**What this task involves**. Every line of the records that holds the word "Assessment" should be copied.

━━━━

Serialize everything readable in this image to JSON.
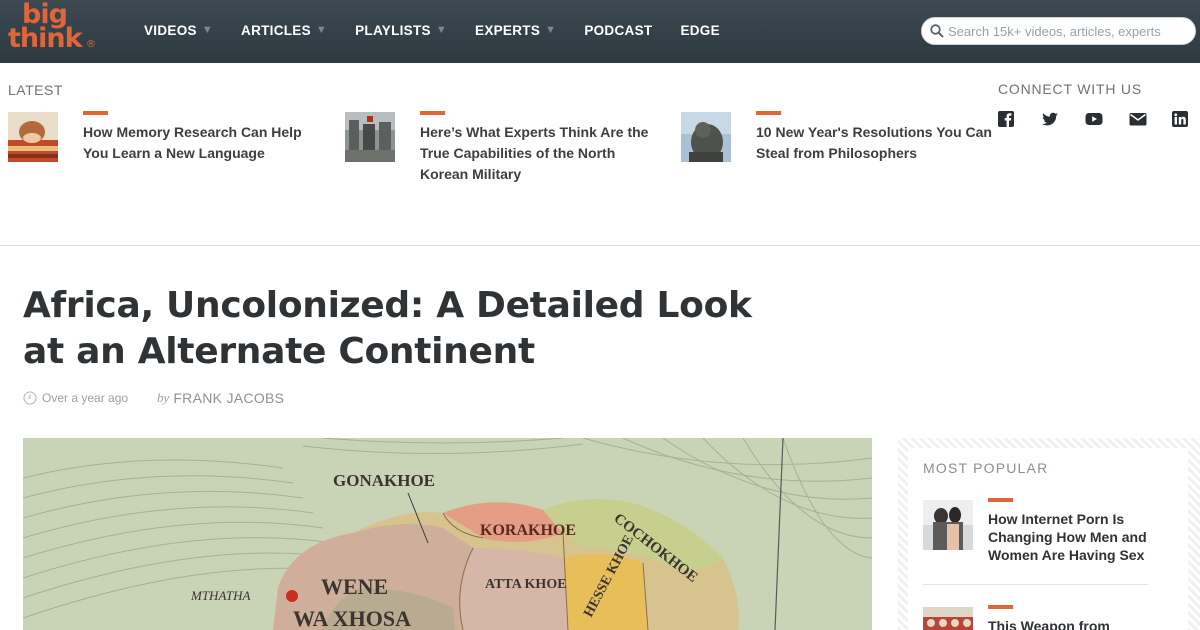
{
  "header": {
    "logo": {
      "line1": "big",
      "line2": "think",
      "mark": "®"
    },
    "nav": [
      {
        "label": "VIDEOS",
        "caret": "▼"
      },
      {
        "label": "ARTICLES",
        "caret": "▼"
      },
      {
        "label": "PLAYLISTS",
        "caret": "▼"
      },
      {
        "label": "EXPERTS",
        "caret": "▼"
      },
      {
        "label": "PODCAST",
        "caret": ""
      },
      {
        "label": "EDGE",
        "caret": ""
      }
    ],
    "search": {
      "placeholder": "Search 15k+ videos, articles, experts",
      "icon": "search-icon"
    }
  },
  "latest": {
    "label": "LATEST",
    "items": [
      {
        "title": "How Memory Research Can Help You Learn a New Language"
      },
      {
        "title": "Here’s What Experts Think Are the True Capabilities of the North Korean Military"
      },
      {
        "title": "10 New Year's Resolutions You Can Steal from Philosophers"
      }
    ]
  },
  "connect": {
    "label": "CONNECT WITH US",
    "icons": [
      "facebook-icon",
      "twitter-icon",
      "youtube-icon",
      "email-icon",
      "linkedin-icon"
    ]
  },
  "article": {
    "title": "Africa, Uncolonized: A Detailed Look at an Alternate Continent",
    "time": "Over a year ago",
    "by": "by",
    "author": "FRANK JACOBS",
    "map_labels": [
      "GONAKHOE",
      "KORAKHOE",
      "COCHOKHOE",
      "WENE",
      "WA XHOSA",
      "ATTA KHOE",
      "HESSE KHOE",
      "MTHATHA"
    ]
  },
  "sidebar": {
    "label": "MOST POPULAR",
    "items": [
      {
        "title": "How Internet Porn Is Changing How Men and Women Are Having Sex"
      },
      {
        "title": "This Weapon from"
      }
    ]
  },
  "colors": {
    "accent": "#e0663a",
    "header_bg": "#323e45"
  }
}
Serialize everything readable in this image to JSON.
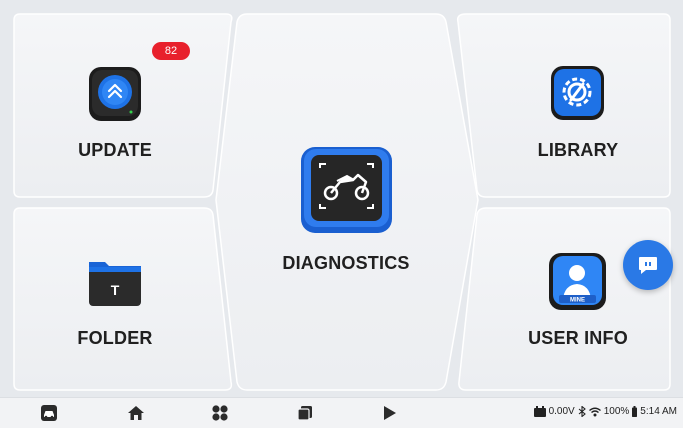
{
  "tiles": {
    "update_label": "UPDATE",
    "update_badge": "82",
    "folder_label": "FOLDER",
    "diagnostics_label": "DIAGNOSTICS",
    "library_label": "LIBRARY",
    "user_info_label": "USER INFO",
    "user_icon_caption": "MINE",
    "folder_icon_letter": "T"
  },
  "status_bar": {
    "voltage": "0.00V",
    "battery": "100%",
    "time": "5:14 AM"
  },
  "nav": {
    "icons": [
      "diagnostic-car-icon",
      "home-icon",
      "apps-icon",
      "recents-icon",
      "play-icon"
    ]
  },
  "colors": {
    "accent": "#1e6fe0",
    "badge": "#e8202c",
    "background": "#e6e9ed",
    "tile": "#f2f3f5"
  }
}
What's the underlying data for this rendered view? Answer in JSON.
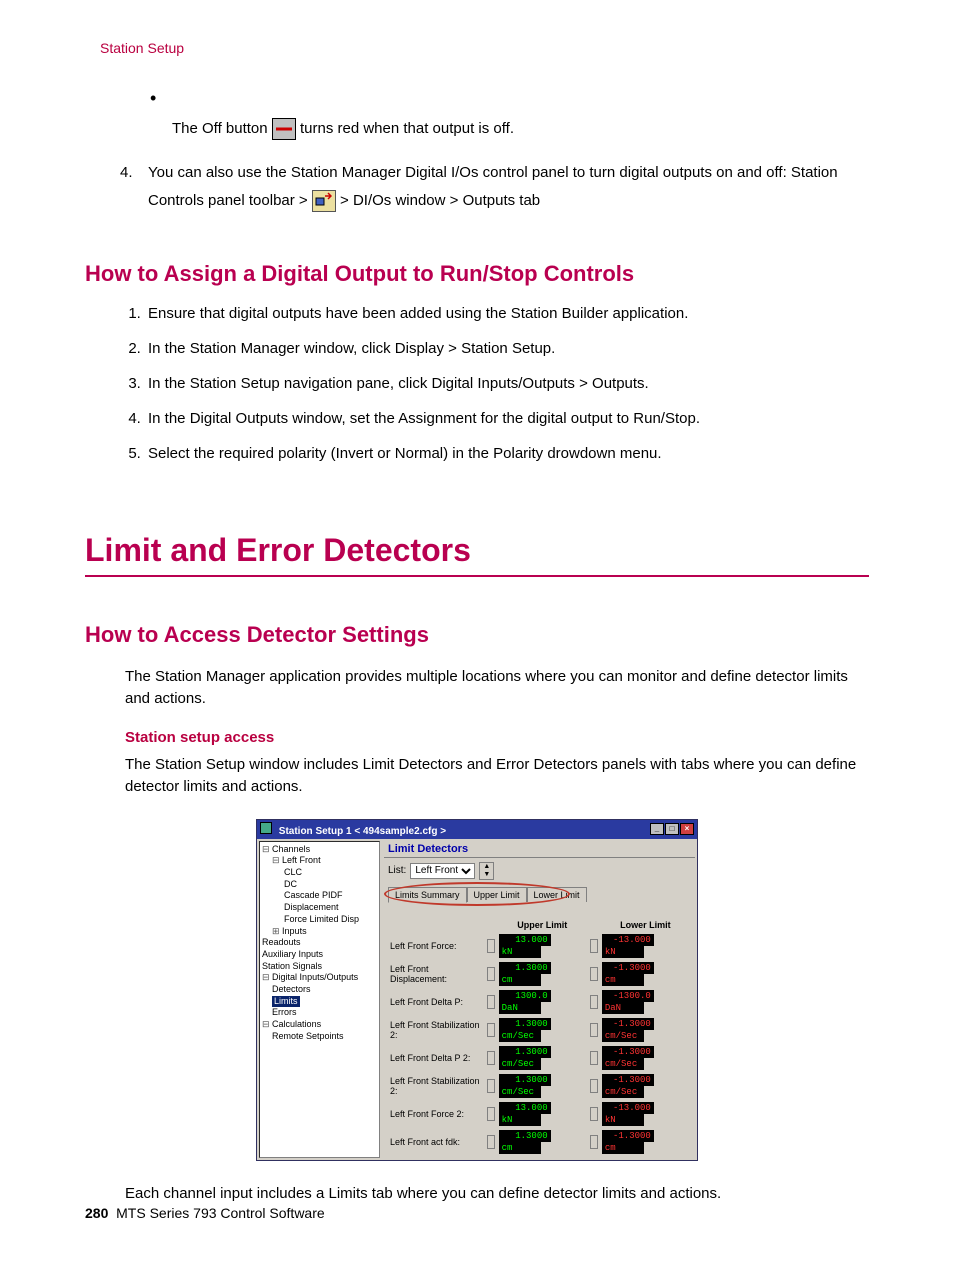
{
  "pageHeader": "Station Setup",
  "bulletText1": "The Off button ",
  "bulletText2": " turns red when that output is off.",
  "step4a": "You can also use the Station Manager Digital I/Os control panel to turn digital outputs on and off: Station Controls panel toolbar > ",
  "step4b": " > DI/Os window > Outputs tab",
  "h2a": "How to Assign a Digital Output to Run/Stop Controls",
  "steps": [
    "Ensure that digital outputs have been added using the Station Builder application.",
    "In the Station Manager window, click Display > Station Setup.",
    "In the Station Setup navigation pane, click Digital Inputs/Outputs > Outputs.",
    "In the Digital Outputs window, set the Assignment for the digital output to Run/Stop.",
    "Select the required polarity (Invert or Normal) in the Polarity drowdown menu."
  ],
  "chapter": "Limit and Error Detectors",
  "h2b": "How to Access Detector Settings",
  "para1": "The Station Manager application provides multiple locations where you can monitor and define detector limits and actions.",
  "subhead": "Station setup access",
  "para2": "The Station Setup window includes Limit Detectors and Error Detectors panels with tabs where you can define detector limits and actions.",
  "para3": "Each channel input includes a Limits tab where you can define detector limits and actions.",
  "footerPage": "280",
  "footerText": "MTS Series 793 Control Software",
  "shot": {
    "title": "Station Setup 1 < 494sample2.cfg >",
    "tree": [
      {
        "cls": "",
        "icon": "⊟",
        "txt": "Channels"
      },
      {
        "cls": "ind1",
        "icon": "⊟",
        "txt": "Left Front"
      },
      {
        "cls": "ind2",
        "icon": "",
        "txt": "CLC"
      },
      {
        "cls": "ind2",
        "icon": "",
        "txt": "DC"
      },
      {
        "cls": "ind2",
        "icon": "",
        "txt": "Cascade PIDF"
      },
      {
        "cls": "ind2",
        "icon": "",
        "txt": "Displacement"
      },
      {
        "cls": "ind2",
        "icon": "",
        "txt": "Force Limited Disp"
      },
      {
        "cls": "ind1",
        "icon": "⊞",
        "txt": "Inputs"
      },
      {
        "cls": "",
        "icon": "",
        "txt": "Readouts"
      },
      {
        "cls": "",
        "icon": "",
        "txt": "Auxiliary Inputs"
      },
      {
        "cls": "",
        "icon": "",
        "txt": "Station Signals"
      },
      {
        "cls": "",
        "icon": "⊟",
        "txt": "Digital Inputs/Outputs"
      },
      {
        "cls": "ind1",
        "icon": "",
        "txt": "Detectors"
      },
      {
        "cls": "ind1 hlrow",
        "icon": "",
        "txt": "Limits"
      },
      {
        "cls": "ind1",
        "icon": "",
        "txt": "Errors"
      },
      {
        "cls": "",
        "icon": "⊟",
        "txt": "Calculations"
      },
      {
        "cls": "ind1",
        "icon": "",
        "txt": "Remote Setpoints"
      }
    ],
    "panelTitle": "Limit Detectors",
    "listLabel": "List:",
    "listValue": "Left Front",
    "tabs": [
      "Limits Summary",
      "Upper Limit",
      "Lower Limit"
    ],
    "colUpper": "Upper Limit",
    "colLower": "Lower Limit",
    "rows": [
      {
        "label": "Left Front Force:",
        "uv": "13.000",
        "uu": "kN",
        "lv": "-13.000",
        "lu": "kN"
      },
      {
        "label": "Left Front Displacement:",
        "uv": "1.3000",
        "uu": "cm",
        "lv": "-1.3000",
        "lu": "cm"
      },
      {
        "label": "Left Front Delta P:",
        "uv": "1300.0",
        "uu": "DaN",
        "lv": "-1300.0",
        "lu": "DaN"
      },
      {
        "label": "Left Front Stabilization 2:",
        "uv": "1.3000",
        "uu": "cm/Sec",
        "lv": "-1.3000",
        "lu": "cm/Sec"
      },
      {
        "label": "Left Front Delta P 2:",
        "uv": "1.3000",
        "uu": "cm/Sec",
        "lv": "-1.3000",
        "lu": "cm/Sec"
      },
      {
        "label": "Left Front Stabilization 2:",
        "uv": "1.3000",
        "uu": "cm/Sec",
        "lv": "-1.3000",
        "lu": "cm/Sec"
      },
      {
        "label": "Left Front Force 2:",
        "uv": "13.000",
        "uu": "kN",
        "lv": "-13.000",
        "lu": "kN"
      },
      {
        "label": "Left Front act fdk:",
        "uv": "1.3000",
        "uu": "cm",
        "lv": "-1.3000",
        "lu": "cm"
      }
    ]
  }
}
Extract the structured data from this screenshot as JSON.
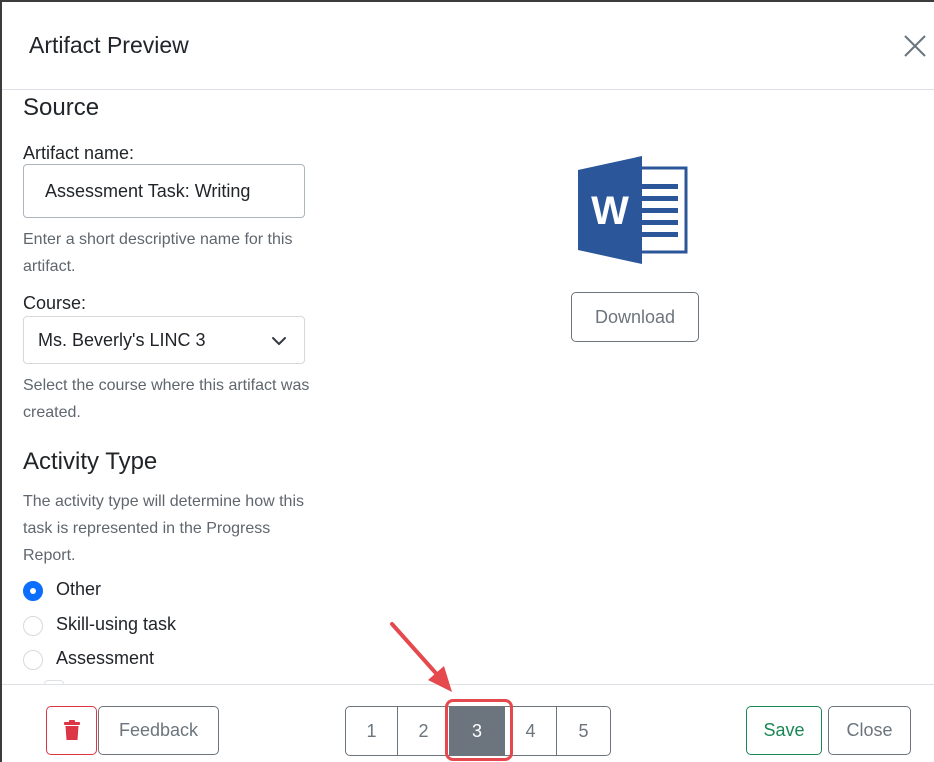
{
  "modal": {
    "title": "Artifact Preview",
    "close_icon": "close-x-icon"
  },
  "source": {
    "heading": "Source",
    "artifact_name_label": "Artifact name:",
    "artifact_name_value": "Assessment Task: Writing",
    "artifact_name_help": "Enter a short descriptive name for this artifact.",
    "course_label": "Course:",
    "course_value": "Ms. Beverly's LINC 3",
    "course_help": "Select the course where this artifact was created."
  },
  "activity": {
    "heading": "Activity Type",
    "help": "The activity type will determine how this task is represented in the Progress Report.",
    "options": [
      {
        "label": "Other",
        "checked": true
      },
      {
        "label": "Skill-using task",
        "checked": false
      },
      {
        "label": "Assessment",
        "checked": false
      }
    ]
  },
  "preview": {
    "file_icon": "word-document-icon",
    "file_letter": "W",
    "download_label": "Download",
    "colors": {
      "word_blue": "#2b579a",
      "word_dark": "#1a4480"
    }
  },
  "footer": {
    "delete_icon": "trash-icon",
    "feedback_label": "Feedback",
    "pages": [
      "1",
      "2",
      "3",
      "4",
      "5"
    ],
    "active_page": "3",
    "save_label": "Save",
    "close_label": "Close"
  },
  "annotation": {
    "arrow_color": "#e5484d",
    "highlight_color": "#e5484d"
  },
  "colors": {
    "primary": "#0d6efd",
    "danger": "#dc3545",
    "success": "#198754",
    "secondary": "#6c757d"
  }
}
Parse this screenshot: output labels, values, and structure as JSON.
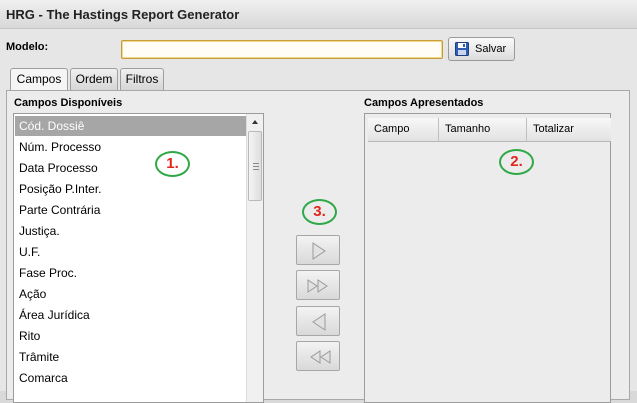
{
  "window": {
    "title": "HRG - The Hastings Report Generator"
  },
  "modelo": {
    "label": "Modelo:",
    "value": "",
    "save_label": "Salvar"
  },
  "tabs": [
    {
      "label": "Campos",
      "active": true
    },
    {
      "label": "Ordem",
      "active": false
    },
    {
      "label": "Filtros",
      "active": false
    }
  ],
  "available": {
    "header": "Campos Disponíveis",
    "items": [
      {
        "label": "Cód. Dossiê",
        "selected": true
      },
      {
        "label": "Núm. Processo"
      },
      {
        "label": "Data Processo"
      },
      {
        "label": "Posição P.Inter."
      },
      {
        "label": "Parte Contrária"
      },
      {
        "label": "Justiça."
      },
      {
        "label": "U.F."
      },
      {
        "label": "Fase Proc."
      },
      {
        "label": "Ação"
      },
      {
        "label": "Área Jurídica"
      },
      {
        "label": "Rito"
      },
      {
        "label": "Trâmite"
      },
      {
        "label": "Comarca"
      }
    ]
  },
  "presented": {
    "header": "Campos Apresentados",
    "columns": [
      "Campo",
      "Tamanho",
      "Totalizar"
    ]
  },
  "annotations": {
    "one": "1.",
    "two": "2.",
    "three": "3."
  },
  "icons": {
    "save": "floppy-disk-icon",
    "move_right": "arrow-right-icon",
    "move_all_right": "double-arrow-right-icon",
    "move_left": "arrow-left-icon",
    "move_all_left": "double-arrow-left-icon"
  },
  "colors": {
    "selection": "#a6a6a6",
    "annotation_text": "#e0261e",
    "annotation_ring": "#2fa845"
  }
}
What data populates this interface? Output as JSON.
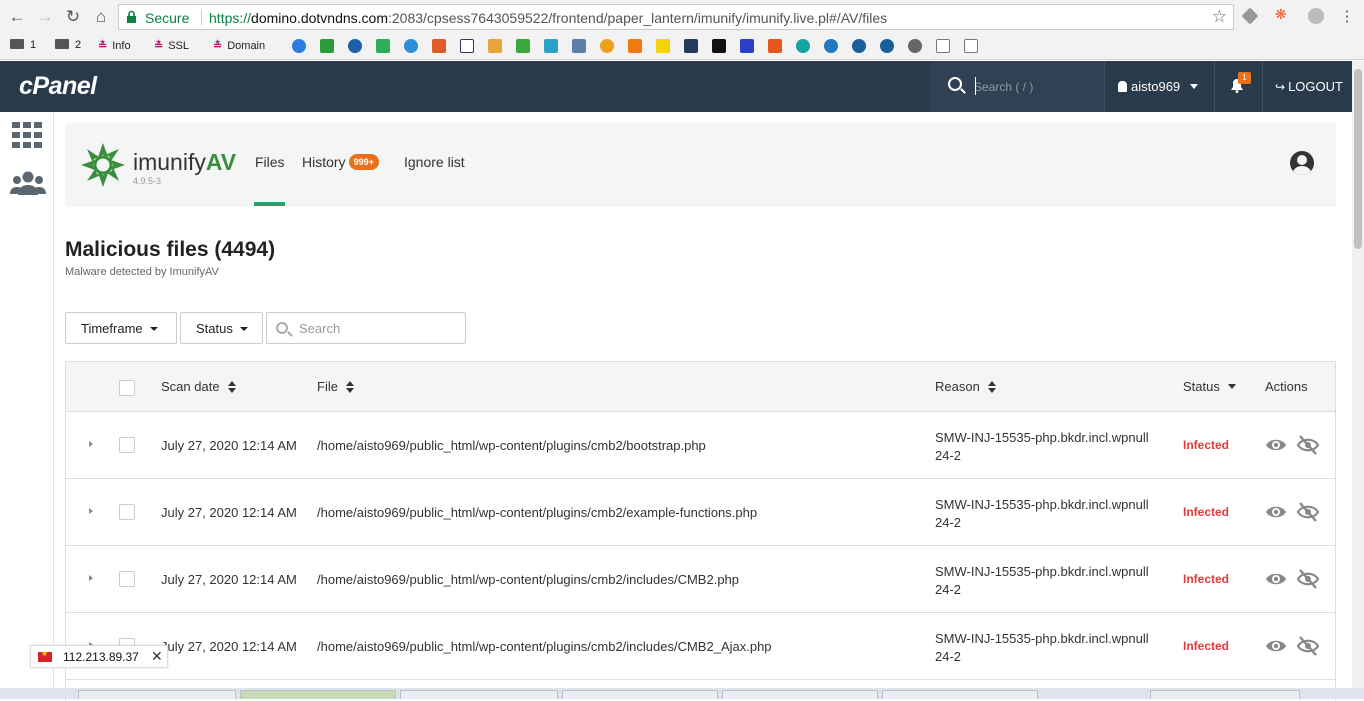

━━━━

**Solution to this task**.
    "artifact_name_value": "Assessment Task: Writing",
        "label": "Assessment",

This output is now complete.